Still, the show is always quite watchable, and the voice acting is superb across the board in both English and Japanese. FUNimation has repackaged The Galaxy Railways into their Viridian Collection, which packs all six of the original DVDs into a beautifully engineered cardboard sleeve that is barely wider than a single DVD case. All the discs get FUNimation’s usual attention to detail, from the beautiful anamorphic presentation, the 5.1 Dolby Digital English soundtrack, the excellent subtitles and dubbed soundtrack, and the unfortunately unskippable trailer that runs when the DVD is first inserted. The extras for the series are also surprisingly good, even if they get sparser as the series progresses. Several Japanese extras are included, such as an interview with Matsumoto, scenes from the press conference announcing Galaxy Railways in Japan, and a film showing the Japanese cast recording an episode of the show. There are also a few commentary tracks by the English ADR directors and select cast members, which are meaty and enjoyable. Some discs also include “Mr. Stain in Junk Alley” shorts, which are thoroughly enjoyable CGI pantomimes.

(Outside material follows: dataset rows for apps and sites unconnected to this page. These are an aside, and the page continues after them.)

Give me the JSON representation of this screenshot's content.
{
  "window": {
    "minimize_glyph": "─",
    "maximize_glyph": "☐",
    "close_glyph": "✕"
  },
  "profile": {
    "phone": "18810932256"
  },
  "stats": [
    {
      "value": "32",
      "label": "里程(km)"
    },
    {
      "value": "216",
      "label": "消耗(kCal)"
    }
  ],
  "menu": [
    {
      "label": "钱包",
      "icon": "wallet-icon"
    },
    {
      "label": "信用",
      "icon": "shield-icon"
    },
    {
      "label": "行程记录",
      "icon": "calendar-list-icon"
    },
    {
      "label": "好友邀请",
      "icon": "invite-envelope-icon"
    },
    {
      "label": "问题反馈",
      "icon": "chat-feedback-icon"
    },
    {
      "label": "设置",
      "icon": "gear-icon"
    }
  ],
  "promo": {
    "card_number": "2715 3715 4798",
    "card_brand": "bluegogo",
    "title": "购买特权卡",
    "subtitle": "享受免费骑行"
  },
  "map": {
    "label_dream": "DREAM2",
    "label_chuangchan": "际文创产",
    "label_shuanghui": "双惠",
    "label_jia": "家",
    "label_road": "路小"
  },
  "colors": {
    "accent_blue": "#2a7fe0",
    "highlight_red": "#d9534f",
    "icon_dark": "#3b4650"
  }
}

Like Christopher Reeve in the first Superman movie, Galaxy Railways takes thoroughly old-fashioned values and sentiments and makes them seem fresh and original again by delivering them sincerely and without even a hint of a smirk. In fact, it seems like something of a waste of time to attempt to market this series to the current generation of anime fans. Its old-school charms don’t have the same flash as other currently popular series, and Leiji Matsumoto doesn’t seem to have the same name-brand cachet that creators like Studio CLAMP do. The real foreign audience for the show would seem to be found at comic book conventions, where the audience tends to be a little older and probably has fond memories of watching Star Blazers all those years ago. The growing steampunk community would also get a big kick out of the combination of Napoleonic-inspired uniforms next to skin-tight space babe jumpsuits, and giant steam gauges and levers powering atomic reactors to propel a giant locomotive through the stars. Galaxy Railways is a retro delight, and we can only hope to see Sirius Platoon again soon in the follow-up OVA movie and second season of the show.